Originally posted here, at The Temple News.
In light of Valentine’s Day, Carr urges all to keep in mind that the GLBT community is still fighitng for equality to express their love.
Every year when Valentine’s Day rolls around, I immediately think of a few things. Of course there’s the stuffed animals, the over-priced flowers and the stress of deciding where to go to dinner. And then there’s the inevitable decision of trying to find a date or to accept spending the holiday with a surplus of chocolate candies. But most importantly, I associate Valentine’s Day with love of every shape and form.
Unfortunately, not everyone fully grasps the concept of love as something that is available for all, and often times the GLBT community is left out of the celebration. Whether it’s Hallmark cards designated for heterosexual couples, cliché romantic comedies that fail to feature a diverse range of couples or events that neglect GLBT members, Valentine’s Day is portrayed as a straight couples’ holiday.
According to NBC10, St. Joseph University Alumni Association recently launched a Valentine’s Day Contest, “How I Met My Hawk Mate,” in which alumni shared their stories of meeting on Hawk Hill on the association’s Facebook page. The couple with the most “likes” by Valentine’s Day wins a $100 gift certificate.
But the love-inspired contest clearly wasn’t open to all. Lesbian couple Megan Edwards and Katie MacTurk, both SJU alumni, found their entry was rejected because of their sexual orientation.
The alumni association attempted to justify their decision due to the Catholic Church not recognizing same-sex relationships, ultimately leaving one to believe that not all alumni are treated equally regardless of their dedication to the university. Fortunately, after receiving an overwhelming amount of support from upset alumni and media outlets, the association reversed their decision.
While I applaud St. Joe’s for eventually allowing the couple to participate, it’s mind-blowing that this was even an issue. Isn’t this a violation of our basic human rights? Shouldn’t everyone be allowed to showcase their love? In a contest supposedly honoring affection and romance, why is there so much discrimination and hatred?

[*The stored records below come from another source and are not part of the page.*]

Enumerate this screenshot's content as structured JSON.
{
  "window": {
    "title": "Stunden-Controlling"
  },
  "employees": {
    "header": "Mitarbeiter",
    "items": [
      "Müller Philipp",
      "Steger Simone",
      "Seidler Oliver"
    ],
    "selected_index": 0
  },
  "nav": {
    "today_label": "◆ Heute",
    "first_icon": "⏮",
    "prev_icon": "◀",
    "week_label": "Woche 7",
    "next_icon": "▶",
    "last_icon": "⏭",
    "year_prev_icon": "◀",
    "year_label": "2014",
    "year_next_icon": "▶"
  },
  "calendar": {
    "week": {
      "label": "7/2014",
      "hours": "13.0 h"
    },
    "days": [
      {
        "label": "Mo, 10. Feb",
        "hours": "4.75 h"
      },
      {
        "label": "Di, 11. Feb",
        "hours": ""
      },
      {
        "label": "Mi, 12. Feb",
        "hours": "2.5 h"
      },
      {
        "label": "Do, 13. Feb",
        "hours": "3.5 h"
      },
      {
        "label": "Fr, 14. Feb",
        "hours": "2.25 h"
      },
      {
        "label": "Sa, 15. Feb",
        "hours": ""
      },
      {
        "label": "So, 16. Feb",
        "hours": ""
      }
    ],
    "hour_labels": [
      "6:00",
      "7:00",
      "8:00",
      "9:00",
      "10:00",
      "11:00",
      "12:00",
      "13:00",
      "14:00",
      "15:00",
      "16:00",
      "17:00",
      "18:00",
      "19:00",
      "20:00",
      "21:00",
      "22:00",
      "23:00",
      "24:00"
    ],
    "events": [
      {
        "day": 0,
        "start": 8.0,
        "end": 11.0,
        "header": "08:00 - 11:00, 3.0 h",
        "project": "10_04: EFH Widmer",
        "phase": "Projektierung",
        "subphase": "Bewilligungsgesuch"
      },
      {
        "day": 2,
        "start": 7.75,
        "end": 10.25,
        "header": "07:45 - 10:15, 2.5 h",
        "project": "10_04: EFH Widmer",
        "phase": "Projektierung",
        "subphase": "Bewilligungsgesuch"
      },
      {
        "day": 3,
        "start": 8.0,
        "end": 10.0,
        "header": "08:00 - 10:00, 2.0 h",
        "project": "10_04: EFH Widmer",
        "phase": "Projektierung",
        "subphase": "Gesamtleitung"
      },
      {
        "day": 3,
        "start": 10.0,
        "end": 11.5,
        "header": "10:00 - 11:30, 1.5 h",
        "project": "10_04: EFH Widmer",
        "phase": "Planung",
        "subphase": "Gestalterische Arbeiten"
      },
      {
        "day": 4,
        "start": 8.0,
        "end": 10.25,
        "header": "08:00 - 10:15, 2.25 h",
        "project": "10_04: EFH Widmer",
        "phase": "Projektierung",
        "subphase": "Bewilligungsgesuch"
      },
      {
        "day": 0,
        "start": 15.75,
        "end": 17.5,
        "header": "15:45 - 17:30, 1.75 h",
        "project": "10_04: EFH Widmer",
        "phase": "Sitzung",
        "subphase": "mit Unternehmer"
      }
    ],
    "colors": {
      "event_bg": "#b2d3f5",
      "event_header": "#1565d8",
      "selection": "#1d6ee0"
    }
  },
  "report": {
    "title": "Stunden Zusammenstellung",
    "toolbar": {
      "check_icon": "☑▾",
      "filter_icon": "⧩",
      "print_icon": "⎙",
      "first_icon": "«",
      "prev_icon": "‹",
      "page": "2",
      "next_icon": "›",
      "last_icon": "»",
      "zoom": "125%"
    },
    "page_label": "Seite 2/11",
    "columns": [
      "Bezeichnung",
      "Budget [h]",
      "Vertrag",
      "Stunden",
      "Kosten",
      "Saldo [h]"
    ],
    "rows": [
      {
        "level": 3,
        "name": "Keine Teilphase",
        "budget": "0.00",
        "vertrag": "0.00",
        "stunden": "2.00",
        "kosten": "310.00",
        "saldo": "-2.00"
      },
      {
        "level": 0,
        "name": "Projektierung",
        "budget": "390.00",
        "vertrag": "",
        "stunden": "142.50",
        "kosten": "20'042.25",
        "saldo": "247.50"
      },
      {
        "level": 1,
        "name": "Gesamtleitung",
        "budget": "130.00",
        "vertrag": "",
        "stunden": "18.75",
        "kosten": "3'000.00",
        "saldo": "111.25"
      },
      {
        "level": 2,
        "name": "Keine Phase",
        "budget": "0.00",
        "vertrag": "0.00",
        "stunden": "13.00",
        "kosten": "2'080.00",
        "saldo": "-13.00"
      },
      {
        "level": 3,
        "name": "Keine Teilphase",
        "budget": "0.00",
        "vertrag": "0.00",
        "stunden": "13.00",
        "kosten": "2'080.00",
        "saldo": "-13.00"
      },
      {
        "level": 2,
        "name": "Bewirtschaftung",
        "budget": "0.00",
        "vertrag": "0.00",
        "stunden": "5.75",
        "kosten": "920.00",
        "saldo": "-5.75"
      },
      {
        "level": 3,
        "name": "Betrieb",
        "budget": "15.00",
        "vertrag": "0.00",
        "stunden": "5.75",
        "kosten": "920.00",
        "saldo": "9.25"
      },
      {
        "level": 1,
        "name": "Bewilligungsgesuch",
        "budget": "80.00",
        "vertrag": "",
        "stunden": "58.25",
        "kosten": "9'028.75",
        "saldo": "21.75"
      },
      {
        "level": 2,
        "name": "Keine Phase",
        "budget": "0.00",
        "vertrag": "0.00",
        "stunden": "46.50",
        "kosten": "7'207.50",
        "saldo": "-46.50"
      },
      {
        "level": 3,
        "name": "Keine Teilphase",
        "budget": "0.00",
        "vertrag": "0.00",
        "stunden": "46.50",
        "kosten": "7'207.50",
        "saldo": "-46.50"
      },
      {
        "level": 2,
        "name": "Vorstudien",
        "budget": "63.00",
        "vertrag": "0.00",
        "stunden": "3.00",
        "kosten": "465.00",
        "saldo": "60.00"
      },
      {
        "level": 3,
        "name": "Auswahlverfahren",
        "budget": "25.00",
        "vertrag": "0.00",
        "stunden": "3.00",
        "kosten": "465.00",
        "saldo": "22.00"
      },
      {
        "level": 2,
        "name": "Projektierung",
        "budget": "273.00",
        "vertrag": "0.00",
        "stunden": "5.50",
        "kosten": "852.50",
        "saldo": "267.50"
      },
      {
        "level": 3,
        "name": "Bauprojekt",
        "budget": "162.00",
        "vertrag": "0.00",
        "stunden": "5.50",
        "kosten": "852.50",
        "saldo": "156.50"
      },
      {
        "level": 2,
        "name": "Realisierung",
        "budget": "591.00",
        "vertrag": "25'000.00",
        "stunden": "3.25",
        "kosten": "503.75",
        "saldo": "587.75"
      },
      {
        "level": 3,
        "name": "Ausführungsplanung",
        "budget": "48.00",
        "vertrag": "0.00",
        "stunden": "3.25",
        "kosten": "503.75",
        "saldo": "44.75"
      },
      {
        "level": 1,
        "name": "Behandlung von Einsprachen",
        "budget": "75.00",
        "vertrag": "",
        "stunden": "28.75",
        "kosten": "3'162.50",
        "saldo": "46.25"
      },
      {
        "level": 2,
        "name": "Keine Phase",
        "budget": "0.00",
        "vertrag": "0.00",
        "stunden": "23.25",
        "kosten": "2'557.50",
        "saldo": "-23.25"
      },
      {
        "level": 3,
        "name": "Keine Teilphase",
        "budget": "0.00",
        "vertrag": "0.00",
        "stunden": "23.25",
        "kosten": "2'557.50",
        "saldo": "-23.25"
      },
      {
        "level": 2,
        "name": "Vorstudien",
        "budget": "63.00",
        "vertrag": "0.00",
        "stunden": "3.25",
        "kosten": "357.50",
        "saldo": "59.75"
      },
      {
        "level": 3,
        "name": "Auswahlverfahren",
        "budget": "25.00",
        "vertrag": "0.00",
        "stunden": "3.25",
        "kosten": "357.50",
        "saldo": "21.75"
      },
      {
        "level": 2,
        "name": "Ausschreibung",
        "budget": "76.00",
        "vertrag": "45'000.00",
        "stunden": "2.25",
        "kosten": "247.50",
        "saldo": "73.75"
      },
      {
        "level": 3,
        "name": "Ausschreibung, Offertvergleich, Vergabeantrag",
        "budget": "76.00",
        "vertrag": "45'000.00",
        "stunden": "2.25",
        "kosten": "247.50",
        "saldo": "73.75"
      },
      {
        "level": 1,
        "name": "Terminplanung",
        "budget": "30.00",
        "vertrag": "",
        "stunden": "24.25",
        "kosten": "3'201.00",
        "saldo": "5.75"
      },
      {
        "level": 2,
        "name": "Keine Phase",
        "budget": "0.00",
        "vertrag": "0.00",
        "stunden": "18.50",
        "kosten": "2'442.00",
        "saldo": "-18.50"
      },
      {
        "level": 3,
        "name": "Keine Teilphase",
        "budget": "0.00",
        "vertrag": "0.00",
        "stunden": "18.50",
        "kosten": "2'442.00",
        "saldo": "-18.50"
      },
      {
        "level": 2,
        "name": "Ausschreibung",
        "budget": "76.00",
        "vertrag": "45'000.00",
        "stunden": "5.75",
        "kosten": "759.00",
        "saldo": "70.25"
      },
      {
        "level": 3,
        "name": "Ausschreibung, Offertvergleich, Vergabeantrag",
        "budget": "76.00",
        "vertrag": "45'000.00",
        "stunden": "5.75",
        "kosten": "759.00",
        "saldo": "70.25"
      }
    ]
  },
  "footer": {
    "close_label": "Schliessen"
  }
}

Although I am not a member of the GLBT community, I can sympathize with their hindrances. I can’t imagine not being able to share my love for my boyfriend, even if it was in some silly contest. I look forward to the romantic antics of Valentine’s Day each year, regardless of how corny the traditions are. And the saddest part is this is just one example of the prejudice and intolerance GLBT members face.
But, however disheartening Valentine’s Day may seem for couples, who feel their love isn’t recognized, there’s still definite hope regarding the fight for equality.
Advocates for same-sex marriage are using Valentine’s Day for a nationwide campaign for the protections of GLBT love, according to ABC News. Activists are visiting courthouses and county clerks’ offices and requesting marriage licenses regardless of state laws that prohibit gay marriage.
And the Valentine’s Day campaign is growing force as lawmakers in various states are weighing new legislation regarding same-sex couples. State legislators in Maryland and Rhode Island are mulling over bills that would legalize gay marriage while bills in Indiana and Wyoming, which would enforce constitutional bans on gay unions, are pending.
With an overwhelming 30 states with constitutional amendments banning gay marriage, let’s hope that one day Valentine’s Day can stand for something else. Maybe we will be able to look back on the holiday and instead of thinking of candy hearts and roses, we will remember a human rights campaign that shed light on the beauty and love of the GLBT population. But we’re going to need everyone, including the straight population, and their support to make it happen.
– Cary Carr